Righty then, time to start the mammoth writing up of the books I read in April. All 14 of them!
Well, I decided 14 was a bit much for one post so I’m going to do 7 today and then the other 7 next week.
First up, the random book I read in the middle of my O.W.L.s when I should have been reading other things was Nigel Slater’s Real Cooking. This is a recipe book but it has passages of writing about Nigel’s passion for the featured ingredients and stories about food and its part in his day-to-day life.
I really enjoyed this and I have cooked a couple of the recipes in it and enjoyed those too. They are simple and not fussy at all, they’re wholesome and tasty and make you feel good afterwards. He isn’t afraid of butter or cheese or anything else and only ever does just enough to let the ingredients sing by themselves. There’s no deconstructing or water-bathing required and I love it. 5/5*
On to my O.W.L. reads:

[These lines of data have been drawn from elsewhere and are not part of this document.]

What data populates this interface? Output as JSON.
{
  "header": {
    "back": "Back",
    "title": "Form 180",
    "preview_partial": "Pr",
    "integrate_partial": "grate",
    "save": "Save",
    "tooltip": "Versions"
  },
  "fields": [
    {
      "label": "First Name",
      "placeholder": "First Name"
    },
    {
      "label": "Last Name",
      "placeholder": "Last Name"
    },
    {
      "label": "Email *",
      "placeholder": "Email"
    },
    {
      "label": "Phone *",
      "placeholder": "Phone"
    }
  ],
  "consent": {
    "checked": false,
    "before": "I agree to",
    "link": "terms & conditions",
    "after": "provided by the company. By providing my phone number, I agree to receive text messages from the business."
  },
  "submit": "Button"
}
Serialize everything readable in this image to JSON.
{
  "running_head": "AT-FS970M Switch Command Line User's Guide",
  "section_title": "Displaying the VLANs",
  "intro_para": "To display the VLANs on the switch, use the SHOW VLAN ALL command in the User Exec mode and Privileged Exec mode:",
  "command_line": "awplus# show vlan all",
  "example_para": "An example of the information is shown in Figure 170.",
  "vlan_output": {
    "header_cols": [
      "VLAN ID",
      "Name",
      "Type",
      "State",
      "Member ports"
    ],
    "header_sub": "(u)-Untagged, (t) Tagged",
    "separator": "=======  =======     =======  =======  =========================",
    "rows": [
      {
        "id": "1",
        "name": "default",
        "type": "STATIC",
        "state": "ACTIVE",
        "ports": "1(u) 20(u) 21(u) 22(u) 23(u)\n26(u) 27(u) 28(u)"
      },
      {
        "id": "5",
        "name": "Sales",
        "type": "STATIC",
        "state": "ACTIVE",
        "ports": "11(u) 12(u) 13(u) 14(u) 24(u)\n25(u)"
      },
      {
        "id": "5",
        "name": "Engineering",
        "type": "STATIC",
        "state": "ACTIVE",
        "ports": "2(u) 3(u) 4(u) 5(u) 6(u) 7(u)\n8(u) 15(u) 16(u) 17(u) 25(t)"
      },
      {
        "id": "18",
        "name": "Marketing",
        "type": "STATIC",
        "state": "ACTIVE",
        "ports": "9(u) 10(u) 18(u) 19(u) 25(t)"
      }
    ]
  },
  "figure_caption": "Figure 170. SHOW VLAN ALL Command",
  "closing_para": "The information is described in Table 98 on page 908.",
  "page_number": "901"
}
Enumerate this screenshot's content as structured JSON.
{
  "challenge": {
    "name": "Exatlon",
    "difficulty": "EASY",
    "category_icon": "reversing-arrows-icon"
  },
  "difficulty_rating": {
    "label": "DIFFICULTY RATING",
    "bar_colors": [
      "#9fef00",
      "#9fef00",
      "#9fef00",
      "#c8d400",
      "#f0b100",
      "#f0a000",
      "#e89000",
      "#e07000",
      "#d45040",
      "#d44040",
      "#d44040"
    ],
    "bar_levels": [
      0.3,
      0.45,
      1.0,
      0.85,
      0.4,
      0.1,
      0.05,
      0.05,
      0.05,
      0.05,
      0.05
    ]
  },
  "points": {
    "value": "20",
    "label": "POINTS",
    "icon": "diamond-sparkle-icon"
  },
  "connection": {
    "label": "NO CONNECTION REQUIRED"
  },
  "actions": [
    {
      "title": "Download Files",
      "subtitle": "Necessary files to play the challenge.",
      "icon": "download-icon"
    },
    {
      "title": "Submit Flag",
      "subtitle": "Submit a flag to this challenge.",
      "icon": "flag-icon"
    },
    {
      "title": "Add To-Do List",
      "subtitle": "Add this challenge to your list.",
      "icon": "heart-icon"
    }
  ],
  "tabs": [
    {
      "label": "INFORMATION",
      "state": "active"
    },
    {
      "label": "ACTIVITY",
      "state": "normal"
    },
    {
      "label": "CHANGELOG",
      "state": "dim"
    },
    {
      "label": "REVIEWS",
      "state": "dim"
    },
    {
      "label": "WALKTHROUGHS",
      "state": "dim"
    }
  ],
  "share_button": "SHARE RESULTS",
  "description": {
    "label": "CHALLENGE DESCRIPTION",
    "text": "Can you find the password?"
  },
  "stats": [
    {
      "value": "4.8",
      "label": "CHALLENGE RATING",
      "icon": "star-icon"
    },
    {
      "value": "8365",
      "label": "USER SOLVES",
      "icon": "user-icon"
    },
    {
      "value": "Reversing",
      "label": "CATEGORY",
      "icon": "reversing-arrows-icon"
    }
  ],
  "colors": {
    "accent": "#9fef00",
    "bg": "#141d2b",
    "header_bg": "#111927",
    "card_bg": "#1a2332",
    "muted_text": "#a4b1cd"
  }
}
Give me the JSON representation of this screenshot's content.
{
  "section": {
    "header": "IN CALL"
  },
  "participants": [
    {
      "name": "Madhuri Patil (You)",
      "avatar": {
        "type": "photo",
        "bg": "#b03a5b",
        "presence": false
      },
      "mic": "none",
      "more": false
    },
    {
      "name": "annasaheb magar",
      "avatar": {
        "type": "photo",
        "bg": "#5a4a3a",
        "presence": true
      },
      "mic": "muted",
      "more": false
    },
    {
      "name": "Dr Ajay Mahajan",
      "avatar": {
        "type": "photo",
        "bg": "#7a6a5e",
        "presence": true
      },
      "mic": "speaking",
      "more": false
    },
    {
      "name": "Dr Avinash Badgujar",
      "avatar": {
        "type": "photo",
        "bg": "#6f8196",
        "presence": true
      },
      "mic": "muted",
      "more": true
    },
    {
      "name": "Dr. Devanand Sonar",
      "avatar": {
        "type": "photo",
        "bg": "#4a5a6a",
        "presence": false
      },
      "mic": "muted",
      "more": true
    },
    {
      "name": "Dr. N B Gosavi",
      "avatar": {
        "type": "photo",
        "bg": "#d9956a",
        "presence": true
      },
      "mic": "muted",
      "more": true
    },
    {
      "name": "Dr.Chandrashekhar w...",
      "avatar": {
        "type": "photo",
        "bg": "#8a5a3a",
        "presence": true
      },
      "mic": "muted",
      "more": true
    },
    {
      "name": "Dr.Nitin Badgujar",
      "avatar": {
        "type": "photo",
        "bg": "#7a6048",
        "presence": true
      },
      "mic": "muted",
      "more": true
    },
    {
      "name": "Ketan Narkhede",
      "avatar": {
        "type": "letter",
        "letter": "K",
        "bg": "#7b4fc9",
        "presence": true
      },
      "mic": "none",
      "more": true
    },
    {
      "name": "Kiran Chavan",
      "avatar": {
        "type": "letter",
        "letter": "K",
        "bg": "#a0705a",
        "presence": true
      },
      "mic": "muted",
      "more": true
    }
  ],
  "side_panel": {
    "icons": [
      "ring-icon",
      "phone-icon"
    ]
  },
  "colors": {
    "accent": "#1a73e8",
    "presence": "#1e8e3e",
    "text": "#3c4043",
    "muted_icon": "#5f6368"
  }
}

Lyra’s Oxford by Philip Pullman was a delightful little jaunt back into the universe of His Dark Materials. A compact but complete little story featuring the most beautiful fold-out map I have seen in a long time – I think I spent about as long studying the map as I did reading the rest of the book! 4/5*
I didn’t know what to expect when I picked up Junkyard by Lindsay Buroker but it definitely wasn’t what I got! A maple syrup heist in space, with sassy AIs, and cute dogs is what I got, by the way, and it was great fun. Short and sweet and it left me wanting to get the rest of the series. 3.5/5*
I was really excited for The Island because I loved M. A. Bennett’s last book S.T.A.G.S. and this looked like it would be more of the same. Except that where S.T.A.G.S. was refreshing and bold and exciting, The Island felt like it was trying waaaaay too hard and I really struggled with it. I seriously disliked Link, the main character, and I think I was supposed to a little bit but he made me want to throw the book out of the window. If it hadn’t been one of my O.W.L. books I think I would have DNFd it. 2.5/5*
Manifesto, however, was even better than I thought it was going to be. Witty, sensitive, hard-hitting, clever, and brutally honest, the story hit so many buttons about teenage life and anxieties. The complexities of relationships between friends and when it becomes something more, the way hormones and emotions can make it hard to see wrong from right, and all delivered in an easy to read style that made me laugh and cry at various times. 5/5*
Well, where to start with this one? Prom Nights From Hell was only on my bookshelf because Kim Harrison wrote one of the stories and I love her writing – I picked it up at YALC one year in their second hand/swap area. There are five individual paranormal Prom Night stories in the book, one from each author. Out of the five, I loved two, thought two were average, and found one eye-rollingly cringe-worthy. I was not surprised that the latter one was from Stephanie Meyer – it was like Twilight but with angels and demons (and mercifully shorter). I have passed this on to a friend’s daughter who will probably love it because it is dark and twisty as well as about prom nights… and also because she isn’t a cynical thirty-something like me. 3/5*
Finally for this post, I read A Whole New World by Liz Braswell which has a pretty spectacular cover (the main reason I impulse bought it years ago!) and is a twisted retelling of the Disney version of Aladdin. I really loved this, it had plenty of flashes to the film that made you smile and was a clever idea with lots of action and excitement throughout. It starts out more or less the same as the film, but when Aladdin gets to the cave of wonders, he manages to pass the lamp to Jafar before becoming trapped, meaning that the bad guy has the upper hand right from the start. That goes about as well as you’d expect and Aladdin and Jasmine find themselves heading a rebellion to try and save the day. Great fun and I couldn’t put it down! 4.5/5*
Linking this post up with MamaMummyMum’s Read With Me linky: